Line count for the string "JSON": give the number of lines in the data below that contain it, and nothing more.

"""

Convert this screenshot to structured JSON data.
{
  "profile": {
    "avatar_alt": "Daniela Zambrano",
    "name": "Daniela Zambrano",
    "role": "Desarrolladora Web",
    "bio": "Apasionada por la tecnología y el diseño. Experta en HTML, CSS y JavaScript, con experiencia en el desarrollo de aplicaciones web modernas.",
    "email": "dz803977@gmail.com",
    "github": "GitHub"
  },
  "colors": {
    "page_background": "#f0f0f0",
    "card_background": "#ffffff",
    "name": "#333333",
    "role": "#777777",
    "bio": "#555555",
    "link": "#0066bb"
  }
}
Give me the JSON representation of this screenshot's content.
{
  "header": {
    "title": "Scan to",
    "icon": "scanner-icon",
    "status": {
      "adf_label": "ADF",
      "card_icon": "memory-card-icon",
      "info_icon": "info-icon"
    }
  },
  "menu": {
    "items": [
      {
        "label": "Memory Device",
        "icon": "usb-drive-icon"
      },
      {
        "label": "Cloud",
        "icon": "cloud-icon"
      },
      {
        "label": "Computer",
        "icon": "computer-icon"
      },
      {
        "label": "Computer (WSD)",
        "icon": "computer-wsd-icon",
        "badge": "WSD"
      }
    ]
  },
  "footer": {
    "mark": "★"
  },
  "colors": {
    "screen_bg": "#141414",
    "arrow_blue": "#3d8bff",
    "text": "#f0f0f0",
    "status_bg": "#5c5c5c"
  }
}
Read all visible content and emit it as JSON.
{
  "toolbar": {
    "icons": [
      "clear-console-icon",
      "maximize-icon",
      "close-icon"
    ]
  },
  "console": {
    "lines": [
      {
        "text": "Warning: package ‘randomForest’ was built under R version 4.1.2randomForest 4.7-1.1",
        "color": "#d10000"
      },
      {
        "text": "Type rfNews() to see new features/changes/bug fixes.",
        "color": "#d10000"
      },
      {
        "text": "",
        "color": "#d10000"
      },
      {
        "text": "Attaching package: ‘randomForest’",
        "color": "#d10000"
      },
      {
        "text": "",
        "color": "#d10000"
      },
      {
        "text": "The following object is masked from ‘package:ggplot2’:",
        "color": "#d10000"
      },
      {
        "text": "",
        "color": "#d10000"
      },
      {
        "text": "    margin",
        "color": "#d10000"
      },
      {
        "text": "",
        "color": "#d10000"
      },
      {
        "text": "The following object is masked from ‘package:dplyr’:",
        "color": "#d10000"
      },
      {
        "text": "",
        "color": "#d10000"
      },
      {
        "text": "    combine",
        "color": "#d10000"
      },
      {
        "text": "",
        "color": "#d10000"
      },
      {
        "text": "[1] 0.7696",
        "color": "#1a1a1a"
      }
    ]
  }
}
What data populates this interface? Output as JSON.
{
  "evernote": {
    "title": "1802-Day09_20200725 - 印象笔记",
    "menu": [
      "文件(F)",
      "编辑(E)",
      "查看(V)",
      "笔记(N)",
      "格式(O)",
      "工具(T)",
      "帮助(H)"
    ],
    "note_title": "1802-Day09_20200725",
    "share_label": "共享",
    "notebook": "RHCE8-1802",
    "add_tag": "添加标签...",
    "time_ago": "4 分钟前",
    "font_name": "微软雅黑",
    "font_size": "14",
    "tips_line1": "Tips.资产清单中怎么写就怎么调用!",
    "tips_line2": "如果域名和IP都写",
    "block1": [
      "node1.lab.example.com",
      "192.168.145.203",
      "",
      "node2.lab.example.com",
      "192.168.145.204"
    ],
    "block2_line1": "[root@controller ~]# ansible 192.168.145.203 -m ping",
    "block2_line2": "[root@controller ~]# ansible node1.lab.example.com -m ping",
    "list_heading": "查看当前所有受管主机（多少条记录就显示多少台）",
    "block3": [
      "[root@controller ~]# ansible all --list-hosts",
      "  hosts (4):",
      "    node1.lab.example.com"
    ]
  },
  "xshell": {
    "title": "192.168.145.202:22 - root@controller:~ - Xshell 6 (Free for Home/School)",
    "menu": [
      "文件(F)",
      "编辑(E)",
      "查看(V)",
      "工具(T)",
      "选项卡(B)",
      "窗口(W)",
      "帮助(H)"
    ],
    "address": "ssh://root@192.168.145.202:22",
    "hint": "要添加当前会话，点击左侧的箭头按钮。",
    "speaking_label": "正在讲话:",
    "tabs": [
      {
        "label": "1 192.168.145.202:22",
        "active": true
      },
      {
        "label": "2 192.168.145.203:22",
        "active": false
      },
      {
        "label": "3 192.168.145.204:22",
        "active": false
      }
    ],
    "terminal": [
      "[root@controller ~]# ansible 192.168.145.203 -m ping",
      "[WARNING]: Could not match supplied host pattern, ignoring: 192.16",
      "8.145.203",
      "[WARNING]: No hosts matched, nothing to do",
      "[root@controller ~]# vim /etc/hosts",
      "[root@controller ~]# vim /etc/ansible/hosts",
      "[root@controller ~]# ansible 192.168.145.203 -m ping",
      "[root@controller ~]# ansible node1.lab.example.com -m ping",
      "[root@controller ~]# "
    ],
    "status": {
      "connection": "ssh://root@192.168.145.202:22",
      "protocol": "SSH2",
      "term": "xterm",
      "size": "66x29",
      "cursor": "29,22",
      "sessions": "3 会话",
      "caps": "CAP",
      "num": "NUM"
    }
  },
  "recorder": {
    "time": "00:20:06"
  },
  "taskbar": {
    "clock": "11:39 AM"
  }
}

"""

# RESPONSE BOX
4